Learn how to draw a butterfly in this step by step drawing tutorial for kids.
The trickiest part of drawing a butterfly is getting its wins to look symmetrical or equal on both sides.
To make it easier to eyeball the wings symmetry we’re going to draw both wings together in unison. It’s much easier that way.
Butterflies are some of the most magical creatures of the animal kingdom. Their whimsical nature and the beautiful, ornate patterns that adorn their wings have fascinated humans since the dawn of time.
Butterflies appeared in art as early as 3500 years ago, and to this day, butterfly drawings and butterfly art remain as popular as ever. If you’ve ever wondered how to draw a butterfly, read on for basic techniques you can put into practice that will make you a butterfly line drawing expert in no time.
It’s not too hard to understand why so many children AND adults are fascinated with butterflies. Their color and delicate beauty make them endlessly fun to look at.
Many internet tutorials for learning how to draw them, however, I found to be overly simple (as in wings with a few circles) or overly complex (complete monarchs with dozens of shapes).
Let’s get to it and draw a beautiful butterfly!
Butterfly Drawing Step by Step
- Draw the butterfly’s head thorax and abdomen. This trick will centre the butterfly in the middle of your paper. The body is made of the head (a circle), a middle thorax (oval), and abdomen (oblong oval), 2 eyes (semi-circles on either side of the head) and 2 antennae.
- So Draw 2 curved lines from the top of part of body (on either side). Try to make these lines equal in length and arch.
- After Draw 2 straight lines from the center of the body (on either side). Make the lines equal in length.
- Then Draw a squiggly line to connect the top of the wing to the middle (horizontal) line. Do this for both sides of the wing.
- before Final Draw 7 straight lines in each wing quadrant (from the tear drop shape to the outer edge).
- Fill in the body, and you’re done!
Add black pencil coloring over the basic dark brown layer. Do not push the black color pencil too much.
If you are not sure about which colors to mix, make tests on a separate paper. Make as many tests as necessary.
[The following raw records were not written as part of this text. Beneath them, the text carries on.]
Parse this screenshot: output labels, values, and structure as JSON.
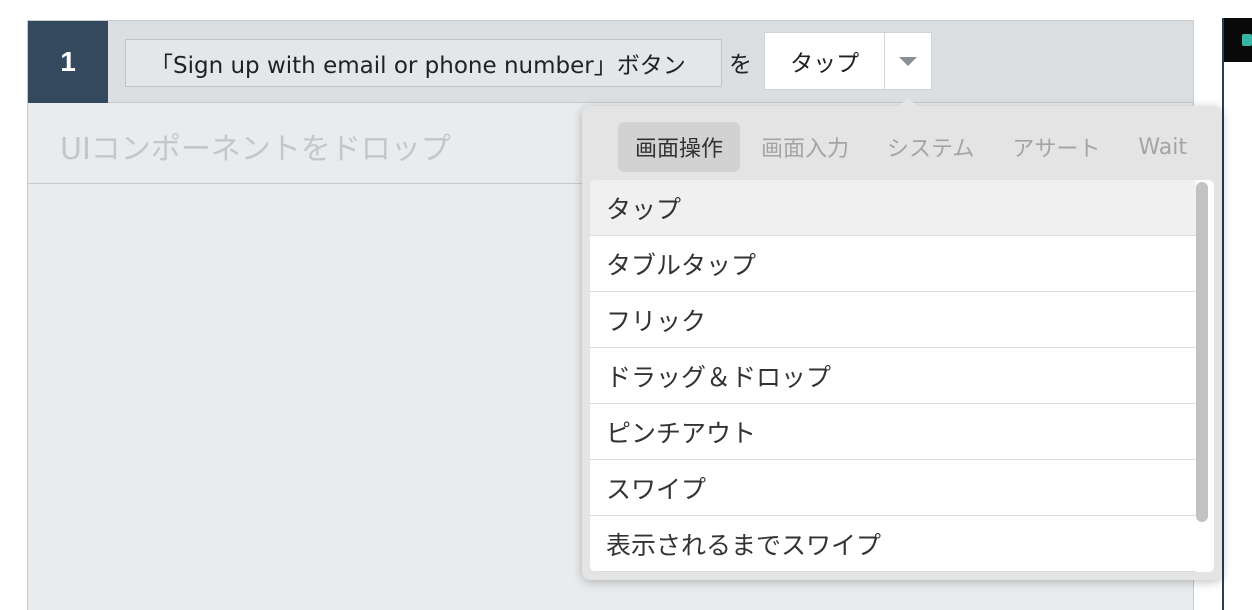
{
  "step": {
    "number": "1",
    "component_label": "「Sign up with email or phone number」ボタン",
    "particle": "を",
    "action_value": "タップ",
    "drop_placeholder": "UIコンポーネントをドロップ"
  },
  "popover": {
    "tabs": [
      {
        "label": "画面操作",
        "active": true
      },
      {
        "label": "画面入力",
        "active": false
      },
      {
        "label": "システム",
        "active": false
      },
      {
        "label": "アサート",
        "active": false
      },
      {
        "label": "Wait",
        "active": false
      }
    ],
    "options": [
      {
        "label": "タップ",
        "selected": true
      },
      {
        "label": "タブルタップ",
        "selected": false
      },
      {
        "label": "フリック",
        "selected": false
      },
      {
        "label": "ドラッグ＆ドロップ",
        "selected": false
      },
      {
        "label": "ピンチアウト",
        "selected": false
      },
      {
        "label": "スワイプ",
        "selected": false
      },
      {
        "label": "表示されるまでスワイプ",
        "selected": false
      }
    ]
  },
  "icons": {
    "dropdown": "chevron-down-icon",
    "edge_app": "app-icon"
  },
  "colors": {
    "step_badge": "#34495e",
    "header_bg": "#dcdfe1",
    "popover_bg": "#e4e4e4",
    "active_tab_bg": "#d2d2d2",
    "accent_teal": "#34b6a6"
  }
}
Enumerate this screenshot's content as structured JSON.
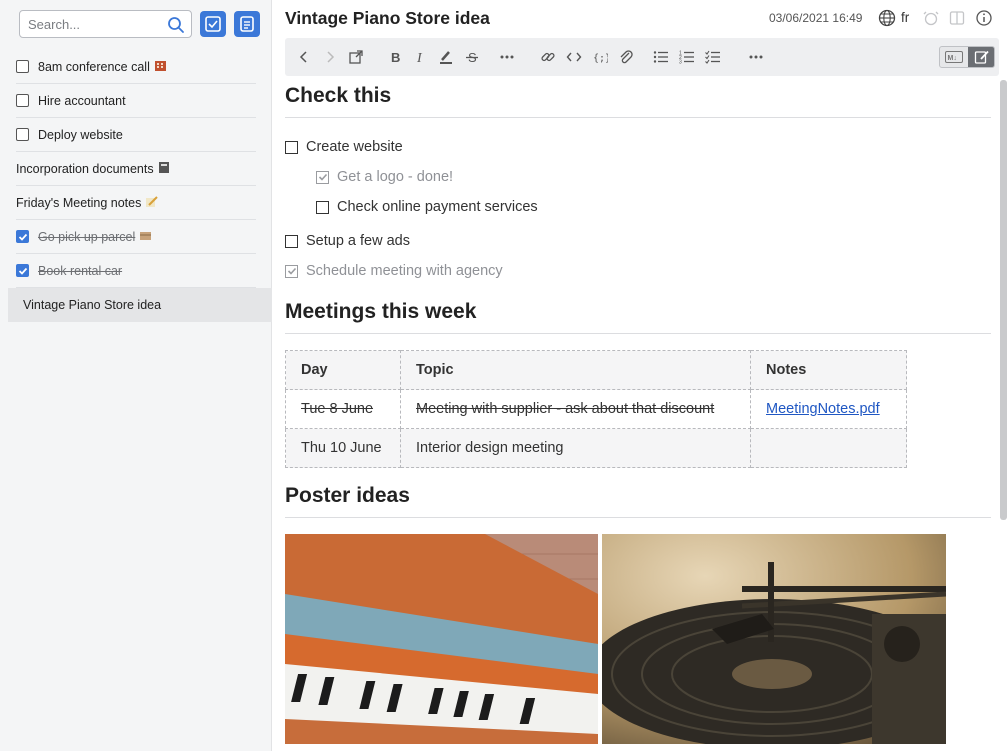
{
  "sidebar": {
    "search": {
      "placeholder": "Search..."
    },
    "items": [
      {
        "label": "8am conference call",
        "type": "todo",
        "checked": false,
        "emoji": "building-icon"
      },
      {
        "label": "Hire accountant",
        "type": "todo",
        "checked": false
      },
      {
        "label": "Deploy website",
        "type": "todo",
        "checked": false
      },
      {
        "label": "Incorporation documents",
        "type": "note",
        "emoji": "book-icon"
      },
      {
        "label": "Friday's Meeting notes",
        "type": "note",
        "emoji": "pencil-memo-icon"
      },
      {
        "label": "Go pick up parcel",
        "type": "todo",
        "checked": true,
        "emoji": "package-icon"
      },
      {
        "label": "Book rental car",
        "type": "todo",
        "checked": true
      },
      {
        "label": "Vintage Piano Store idea",
        "type": "note",
        "selected": true
      }
    ]
  },
  "header": {
    "title": "Vintage Piano Store idea",
    "timestamp": "03/06/2021 16:49",
    "language": "fr"
  },
  "content": {
    "section1": {
      "heading": "Check this",
      "items": [
        {
          "text": "Create website",
          "checked": false,
          "indent": 0
        },
        {
          "text": "Get a logo - done!",
          "checked": true,
          "indent": 1
        },
        {
          "text": "Check online payment services",
          "checked": false,
          "indent": 1
        },
        {
          "text": "Setup a few ads",
          "checked": false,
          "indent": 0
        },
        {
          "text": "Schedule meeting with agency",
          "checked": true,
          "indent": 0
        }
      ]
    },
    "section2": {
      "heading": "Meetings this week",
      "table": {
        "headers": [
          "Day",
          "Topic",
          "Notes"
        ],
        "rows": [
          {
            "day": "Tue 8 June",
            "topic": "Meeting with supplier - ask about that discount",
            "notes": "MeetingNotes.pdf",
            "struck": true
          },
          {
            "day": "Thu 10 June",
            "topic": "Interior design meeting",
            "notes": "",
            "struck": false
          }
        ]
      }
    },
    "section3": {
      "heading": "Poster ideas"
    }
  },
  "colors": {
    "accent": "#3b78d8",
    "sidebar_bg": "#f4f5f6",
    "toolbar_bg": "#eeeff1",
    "link": "#1f57c3"
  }
}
It is a usual technique and commonly used among artists.
If you decided to draw a butterfly-like this and spend your time with it, and I suppose you would like to make it as nice as possible then by all means make these color tests on separate paper.
It is only necessary for the beginning. Once you know which color pencils to mix then no more tests are necessary.
While coloring, I would advise you to color (fill in) both front wings first. While coloring you are going more visual and your work suddenly start to emerge from a previously obscure sketch.
The symmetry on the wings will be even more visible now, so it is good to draw the front wigs first and the hind wings second.
Some butterfly Drawing Pictures
The best way to get students off to a good start to any drawing project is to show them how a couple of guides can really help as reference points.
For instance, as seen in Step 1 below, the butterfly body needs to begin in the center of the paper. The top wings then fill the top half of the paper.
Drawing skills are all about seeing where to place one’s lines, so having some visual reference point to get started, will always help anyone learn how to be a little more accurate.
Does that mean then that students need to draw a big fat lines down the center of their paper before they start? Goodness no, please don’t! That will most likely be hard to erase and distract from any finished art. No, simply fold the paper in half both ways, make a crease, and unfold. The beauty is that by the time the drawing is done and colored in, the creases will disappear.
Color the hind wings of the butterfly similarly to the front wings. The process is the same.
Notice however that there are such cloudy whiter spots on hind wings. These aren’t present on front wings.